INSTRUCTIONS FOR THE TASK »
Where in the data below does the word "title" appear? Copy each line that holds it.

▼▼▼

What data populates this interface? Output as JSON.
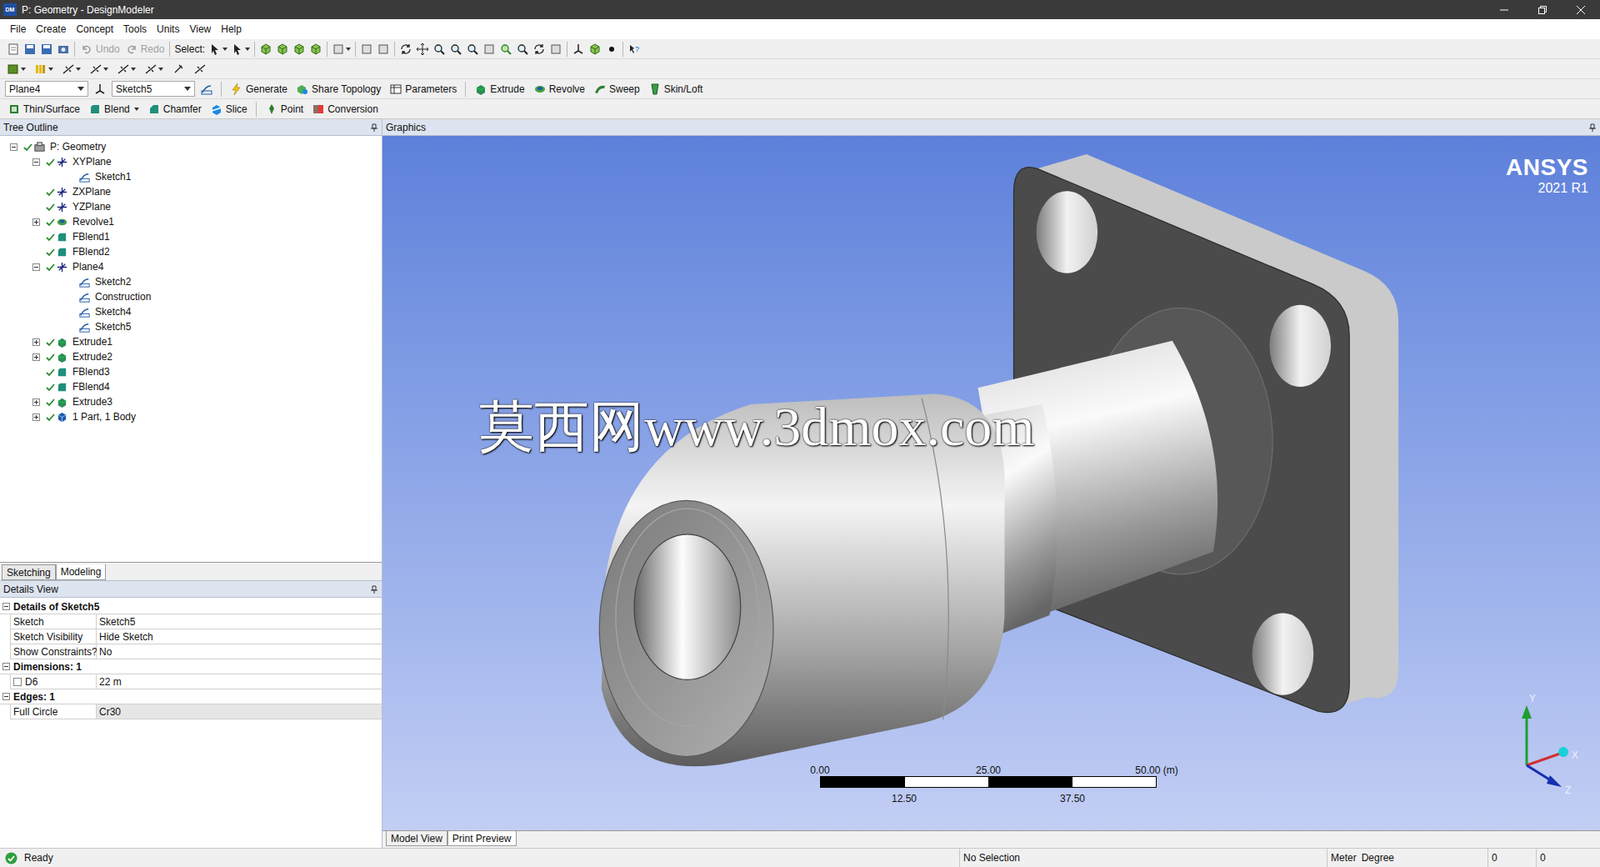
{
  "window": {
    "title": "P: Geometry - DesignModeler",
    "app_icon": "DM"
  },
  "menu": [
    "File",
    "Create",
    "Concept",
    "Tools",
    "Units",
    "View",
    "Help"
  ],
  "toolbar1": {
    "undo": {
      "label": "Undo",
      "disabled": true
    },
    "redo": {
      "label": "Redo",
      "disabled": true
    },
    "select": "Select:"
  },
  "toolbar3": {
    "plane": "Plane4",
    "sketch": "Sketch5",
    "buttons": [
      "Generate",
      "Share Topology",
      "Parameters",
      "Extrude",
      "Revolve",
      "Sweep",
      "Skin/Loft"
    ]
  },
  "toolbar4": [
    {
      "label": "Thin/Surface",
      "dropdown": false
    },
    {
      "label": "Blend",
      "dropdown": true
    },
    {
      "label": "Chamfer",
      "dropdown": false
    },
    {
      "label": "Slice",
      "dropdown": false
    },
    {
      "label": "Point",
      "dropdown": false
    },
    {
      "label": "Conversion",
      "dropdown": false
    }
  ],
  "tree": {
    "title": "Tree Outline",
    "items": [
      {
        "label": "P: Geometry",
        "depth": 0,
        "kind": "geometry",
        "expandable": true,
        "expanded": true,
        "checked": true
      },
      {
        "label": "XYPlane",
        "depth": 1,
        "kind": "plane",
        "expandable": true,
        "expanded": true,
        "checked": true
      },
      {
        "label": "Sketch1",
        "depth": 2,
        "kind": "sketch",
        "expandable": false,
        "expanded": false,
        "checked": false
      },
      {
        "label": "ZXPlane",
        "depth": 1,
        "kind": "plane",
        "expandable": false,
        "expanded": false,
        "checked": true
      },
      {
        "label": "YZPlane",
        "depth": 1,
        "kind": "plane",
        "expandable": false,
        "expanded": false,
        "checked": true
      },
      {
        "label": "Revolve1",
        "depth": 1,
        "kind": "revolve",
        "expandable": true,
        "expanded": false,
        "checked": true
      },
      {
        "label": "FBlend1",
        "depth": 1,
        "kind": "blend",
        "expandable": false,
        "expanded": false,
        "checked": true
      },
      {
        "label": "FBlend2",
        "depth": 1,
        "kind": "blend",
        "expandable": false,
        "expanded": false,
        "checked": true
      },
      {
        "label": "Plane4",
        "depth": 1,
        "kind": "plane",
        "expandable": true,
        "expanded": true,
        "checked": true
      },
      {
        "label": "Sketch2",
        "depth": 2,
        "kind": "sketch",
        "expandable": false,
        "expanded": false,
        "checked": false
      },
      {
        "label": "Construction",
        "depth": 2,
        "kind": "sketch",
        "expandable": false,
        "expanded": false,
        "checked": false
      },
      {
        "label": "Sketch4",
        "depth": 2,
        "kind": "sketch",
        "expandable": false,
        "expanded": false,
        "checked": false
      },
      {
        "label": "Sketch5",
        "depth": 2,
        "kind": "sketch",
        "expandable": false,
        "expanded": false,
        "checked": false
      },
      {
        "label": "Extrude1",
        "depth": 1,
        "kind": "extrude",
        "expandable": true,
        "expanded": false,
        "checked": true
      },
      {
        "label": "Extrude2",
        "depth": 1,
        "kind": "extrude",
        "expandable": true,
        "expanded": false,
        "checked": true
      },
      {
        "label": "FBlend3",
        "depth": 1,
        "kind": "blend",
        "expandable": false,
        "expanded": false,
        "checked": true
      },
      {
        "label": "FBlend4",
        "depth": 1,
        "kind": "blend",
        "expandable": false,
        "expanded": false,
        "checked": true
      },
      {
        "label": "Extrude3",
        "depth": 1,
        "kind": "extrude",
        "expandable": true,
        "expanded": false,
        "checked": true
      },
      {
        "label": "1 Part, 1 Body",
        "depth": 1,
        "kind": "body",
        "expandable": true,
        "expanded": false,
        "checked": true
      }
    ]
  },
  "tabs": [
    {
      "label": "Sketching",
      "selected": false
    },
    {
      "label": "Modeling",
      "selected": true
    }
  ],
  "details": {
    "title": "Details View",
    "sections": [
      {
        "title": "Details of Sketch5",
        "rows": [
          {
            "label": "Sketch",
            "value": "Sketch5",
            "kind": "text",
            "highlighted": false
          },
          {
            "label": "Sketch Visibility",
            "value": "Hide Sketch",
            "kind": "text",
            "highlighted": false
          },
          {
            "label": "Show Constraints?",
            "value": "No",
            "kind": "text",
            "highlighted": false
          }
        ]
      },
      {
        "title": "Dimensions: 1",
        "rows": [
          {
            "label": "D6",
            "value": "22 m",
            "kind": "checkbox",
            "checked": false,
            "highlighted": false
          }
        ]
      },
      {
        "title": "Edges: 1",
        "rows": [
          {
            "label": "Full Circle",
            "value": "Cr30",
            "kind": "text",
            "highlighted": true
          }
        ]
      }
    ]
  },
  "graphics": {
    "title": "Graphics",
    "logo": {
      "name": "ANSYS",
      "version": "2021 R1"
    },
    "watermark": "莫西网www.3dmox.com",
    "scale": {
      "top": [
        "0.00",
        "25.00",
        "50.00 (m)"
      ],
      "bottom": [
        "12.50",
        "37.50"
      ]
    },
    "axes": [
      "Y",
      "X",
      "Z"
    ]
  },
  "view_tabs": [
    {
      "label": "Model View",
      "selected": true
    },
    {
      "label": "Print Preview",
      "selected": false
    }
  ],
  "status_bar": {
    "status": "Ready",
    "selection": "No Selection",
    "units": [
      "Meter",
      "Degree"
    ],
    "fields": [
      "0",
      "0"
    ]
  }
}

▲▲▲

RESULT FOR THIS TASK »
    "title": "P: Geometry - DesignModeler",
    "title": "Tree Outline",
    "title": "Details View",
        "title": "Details of Sketch5",
        "title": "Dimensions: 1",
        "title": "Edges: 1",
    "title": "Graphics",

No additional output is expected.